Apparently Google doesn’t like being called a liar in public and Andy Rubin (one of the co-founders) seems to be upset about the “fear, uncertainty and doubt” being spread by the media about Android’s new rules.
Rubin attempts to clarify Google’s position regarding Android, althoughÂ manufacturesÂ may not like what they hear.
We donâ€™t believe in a â€œone size fits allâ€ solution. The Android platform has already spurred the development of hundreds of different types of devices â€“ many of which were not originally contemplated when the platform was first created. Â […]
If someone wishes to market a device as Android-compatible or include Google applications on the device, we do require the device to conform with someÂ basic compatibility requirements. (Official Android Blog)
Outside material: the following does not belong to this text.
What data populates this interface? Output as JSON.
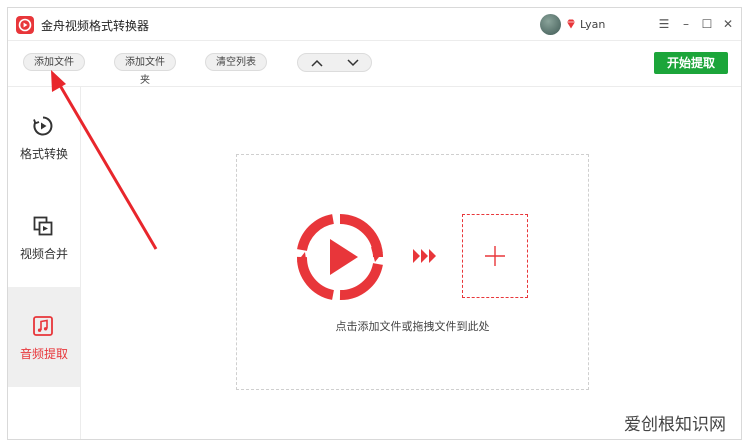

To Google’s credit, members of the Open Handset Alliance did promise not to fragment Android, so Google (technically) did not perform a “bait and switch” upon carriers or manufactures when launching AndroidÂ publicly a few years ago.
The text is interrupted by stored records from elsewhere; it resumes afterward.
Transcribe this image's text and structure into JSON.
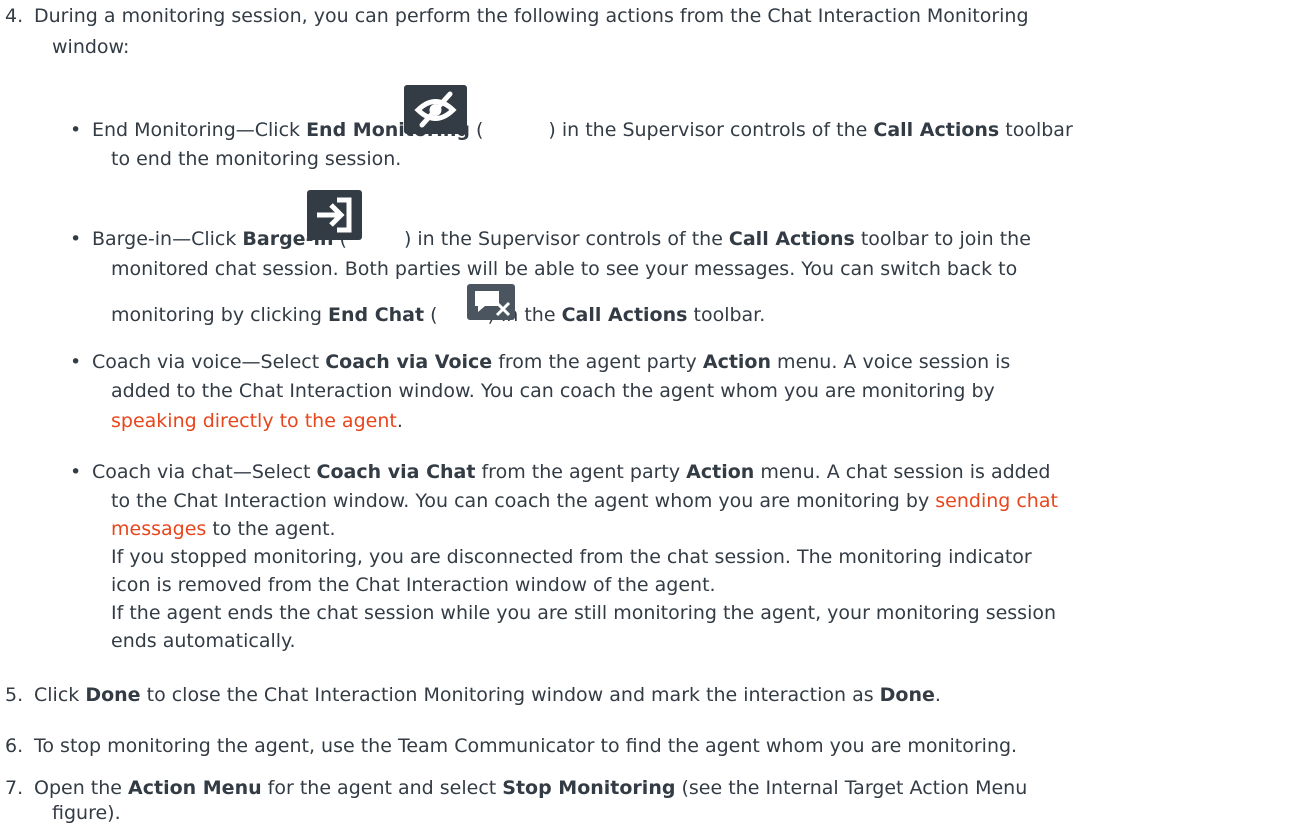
{
  "step4": {
    "number": "4.",
    "line1": "During a monitoring session, you can perform the following actions from the Chat Interaction Monitoring",
    "line2": "window:"
  },
  "bullet_char": "•",
  "b1": {
    "t1": "End Monitoring—Click ",
    "b1": "End Monitoring",
    "t2": " (",
    "t3": ") in the Supervisor controls of the ",
    "b2": "Call Actions",
    "t4": " toolbar",
    "line2": "to end the monitoring session.",
    "icon": "eye-slash-icon"
  },
  "b2": {
    "t1": "Barge-in—Click ",
    "b1": "Barge-in",
    "t2": " (",
    "t3": ") in the Supervisor controls of the ",
    "b2": "Call Actions",
    "t4": " toolbar to join the",
    "line2": "monitored chat session. Both parties will be able to see your messages. You can switch back to",
    "l3a": "monitoring by clicking ",
    "l3b": "End Chat",
    "l3c": " (",
    "l3d": ") in the ",
    "l3e": "Call Actions",
    "l3f": " toolbar.",
    "icon1": "barge-in-icon",
    "icon2": "end-chat-icon"
  },
  "b3": {
    "t1": "Coach via voice—Select ",
    "b1": "Coach via Voice",
    "t2": " from the agent party ",
    "b2": "Action",
    "t3": " menu. A voice session is",
    "line2": "added to the Chat Interaction window. You can coach the agent whom you are monitoring by",
    "link": "speaking directly to the agent",
    "line3end": "."
  },
  "b4": {
    "t1": "Coach via chat—Select ",
    "b1": "Coach via Chat",
    "t2": " from the agent party ",
    "b2": "Action",
    "t3": " menu. A chat session is added",
    "line2a": "to the Chat Interaction window. You can coach the agent whom you are monitoring by ",
    "link1": "sending chat",
    "link2": "messages",
    "line3end": " to the agent.",
    "line4": "If you stopped monitoring, you are disconnected from the chat session. The monitoring indicator",
    "line5": "icon is removed from the Chat Interaction window of the agent.",
    "line6": "If the agent ends the chat session while you are still monitoring the agent, your monitoring session",
    "line7": "ends automatically."
  },
  "step5": {
    "number": "5.",
    "t1": "Click ",
    "b1": "Done",
    "t2": " to close the Chat Interaction Monitoring window and mark the interaction as ",
    "b2": "Done",
    "t3": "."
  },
  "step6": {
    "number": "6.",
    "text": "To stop monitoring the agent, use the Team Communicator to find the agent whom you are monitoring."
  },
  "step7": {
    "number": "7.",
    "t1": "Open the ",
    "b1": "Action Menu",
    "t2": " for the agent and select ",
    "b2": "Stop Monitoring",
    "t3": " (see the Internal Target Action Menu",
    "line2": "figure)."
  }
}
However Google can not claim to be open while running their “anti-fragmentation” campaign, as the former by definition gives everyone the power to alter (or fragment) Android to their hearts content.
Google is trying to have their cake and eat it too by using the open source community to help build up Android, while at the same time embracing a “Windows Phone” philosophy (i.e. force standardizations upon all phones).
While having standards for Android devices is needed for consumers and app developers, Google needs to stop pretending that Android is all about open (as Android is only “more open” than rivals, instead of being purely open source).